National Holidays in Holland

There are several main public holidays in Holland. There are various festivities and celebrations associated with the different holidays. Some days are not public holidays, but there are traditional celebrations. January the 1st, New Year’s Day, is a holiday in Holland. People typically go to parties the night before, known as Old Year’s Day in Holland, and so New Year’s Day is usually a quieter, often family, affair. Apple fritters and doughnut balls are commonly eaten. On Old Year’s Day, fireworks are sent exploding into the night sky, best wishes are exchanged at midnight, and people will kiss each other on the cheeks. It is a very merry night. On New Year’s Day, some people may take part in the New Year’s Dive. This sees people heading into the icy North Sea to celebrate the first day of the New Year! There is a big fun-filled carnival in February, with many people donning elaborate costumes to party in the streets.

Easter is celebrated in March or April, depending on the date set by the Church. Both Good Friday and Easter Sunday are celebrated, as in many other countries or within Christian communities or households. One Easter tradition in Holland is to hold an Easter egg hunt for children, whereby chocolate eggs and other Easter treats are hidden and the children must find them.

King’s Day on April the 27th will celebrate the birthday of King Willem Alexander.

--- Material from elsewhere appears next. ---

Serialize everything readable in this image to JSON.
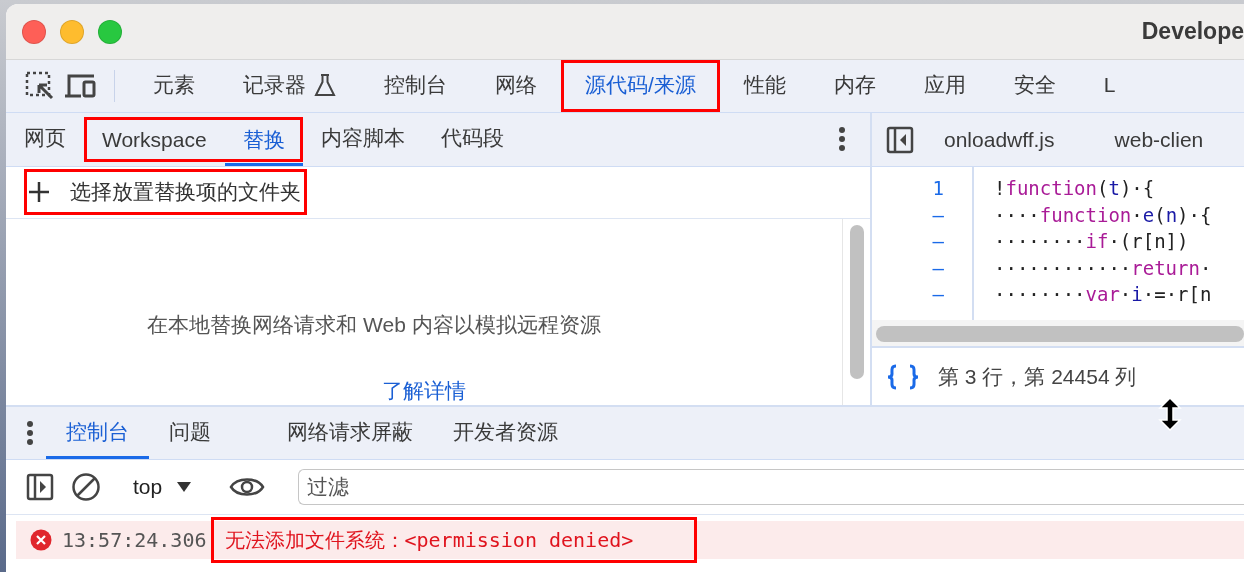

As a fairly new monarch at the time of writing, there have been no birthday celebrations in his honour as yet. The former Queen’s birthday though was celebrated with much gusto and enthusiasm, and it is likely the King’s birthday will see as much fun and frivolity.

The 4th of May is Remembrance Day in Holland. It is not a public holiday. At 8pm, two minutes of silence are observed to honour, respect and remember all those who have died in battle since World War Two. Wreaths are laid at the National Monument in Amsterdam, and there is a service to commemorate those who died. Whist regularly not a public holiday, Liberation Day, on May the 5th, celebrates the defeat of the German military in the Second World War. It is a public holiday every five years, and at this time there are huge festivities and celebrations.

The Flag Day celebrations are not marked by a public holiday. Flag Day is on the second Saturday of June. Scheveningen Harbour sees droves of people going to celebrate the start of the herring season. Fishing boats are decked in colourful flags that flutter gaily in the breeze, creating a really striking sight in the sea. Ascension Day occurs 40 days after Easter and celebrates the day that Jesus Christ is said to have ascended to heaven, following on from his resurrection. Pentecost is celebrated for two days, Pentecost Sunday and Pentecost Monday, seven weeks after Easter. It marks the time when the Holy Spirit is said to have descended to the Apostles.

An important day, although not a national holiday, was the Royal Speech Day. Held on the third Tuesday in September, it was when the Queen would speak to Parliament and the government would disclose its plans for the year ahead. Crowds would take to the streets to line the route the Queen would take from the Palace to the Binnenhof. It is likely the King will continue to speak with parliament on the same day.

On November the 11th, called Martinmas, many children visit houses, singing songs and carrying lanterns. A similar concept to carol singing, they are often rewarded with sweets or cookies. December the 5th is not a national holiday, but is a fun day for children when they receive gifts from Saint Nicholas. The day is called Saint Nicholas’ Eve, and children receive their goodies in the evening.

Christmas Day is celebrated on December the 25th, as with the vast majority of the Christian world. The following day is also a holiday. Gifts are not usually given at Christmas, because of the earlier Saint Nicholas Eve traditions, although some families may give a few mementos, or forgo Saint Nicholas Eve gifts in order to give at Christmas instead. It is a time for families to be together. Most homes have a decorated Christmas tree, and the typical Christmas meal will consist of pheasant or rabbit. Stollen is also often eaten, which is a heavy, sweet type of bread stuffed with raisins and almond paste. Charming Christmas Markets operate in the preceding weeks in many areas of the country, and are really lovely to visit.